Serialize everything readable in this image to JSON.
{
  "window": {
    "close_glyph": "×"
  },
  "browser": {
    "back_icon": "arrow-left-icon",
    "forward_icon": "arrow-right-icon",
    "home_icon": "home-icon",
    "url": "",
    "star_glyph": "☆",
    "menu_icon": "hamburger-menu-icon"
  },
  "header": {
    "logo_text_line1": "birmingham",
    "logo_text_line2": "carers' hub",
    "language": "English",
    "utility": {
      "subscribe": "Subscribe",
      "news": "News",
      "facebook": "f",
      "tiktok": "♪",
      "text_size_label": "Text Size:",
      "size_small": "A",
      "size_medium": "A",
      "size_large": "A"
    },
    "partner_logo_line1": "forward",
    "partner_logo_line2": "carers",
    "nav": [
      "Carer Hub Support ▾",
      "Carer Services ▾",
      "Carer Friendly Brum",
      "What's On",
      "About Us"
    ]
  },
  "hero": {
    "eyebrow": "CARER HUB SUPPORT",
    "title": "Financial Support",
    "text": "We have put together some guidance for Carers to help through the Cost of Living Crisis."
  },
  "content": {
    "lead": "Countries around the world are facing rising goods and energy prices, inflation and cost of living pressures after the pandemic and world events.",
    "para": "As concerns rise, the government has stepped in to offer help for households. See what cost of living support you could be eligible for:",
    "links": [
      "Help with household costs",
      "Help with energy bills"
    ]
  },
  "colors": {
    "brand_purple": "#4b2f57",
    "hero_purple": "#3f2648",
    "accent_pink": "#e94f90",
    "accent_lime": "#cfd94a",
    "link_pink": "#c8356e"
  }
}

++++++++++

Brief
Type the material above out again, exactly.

Response to the exercise
Serialize everything readable in this image to JSON.
{
  "window": {
    "close_glyph": "×"
  },
  "browser": {
    "back_icon": "arrow-left-icon",
    "forward_icon": "arrow-right-icon",
    "home_icon": "home-icon",
    "url": "",
    "star_glyph": "☆",
    "menu_icon": "hamburger-menu-icon"
  },
  "header": {
    "logo_text_line1": "birmingham",
    "logo_text_line2": "carers' hub",
    "language": "English",
    "utility": {
      "subscribe": "Subscribe",
      "news": "News",
      "facebook": "f",
      "tiktok": "♪",
      "text_size_label": "Text Size:",
      "size_small": "A",
      "size_medium": "A",
      "size_large": "A"
    },
    "partner_logo_line1": "forward",
    "partner_logo_line2": "carers",
    "nav": [
      "Carer Hub Support ▾",
      "Carer Services ▾",
      "Carer Friendly Brum",
      "What's On",
      "About Us"
    ]
  },
  "hero": {
    "eyebrow": "CARER HUB SUPPORT",
    "title": "Financial Support",
    "text": "We have put together some guidance for Carers to help through the Cost of Living Crisis."
  },
  "content": {
    "lead": "Countries around the world are facing rising goods and energy prices, inflation and cost of living pressures after the pandemic and world events.",
    "para": "As concerns rise, the government has stepped in to offer help for households. See what cost of living support you could be eligible for:",
    "links": [
      "Help with household costs",
      "Help with energy bills"
    ]
  },
  "colors": {
    "brand_purple": "#4b2f57",
    "hero_purple": "#3f2648",
    "accent_pink": "#e94f90",
    "accent_lime": "#cfd94a",
    "link_pink": "#c8356e"
  }
}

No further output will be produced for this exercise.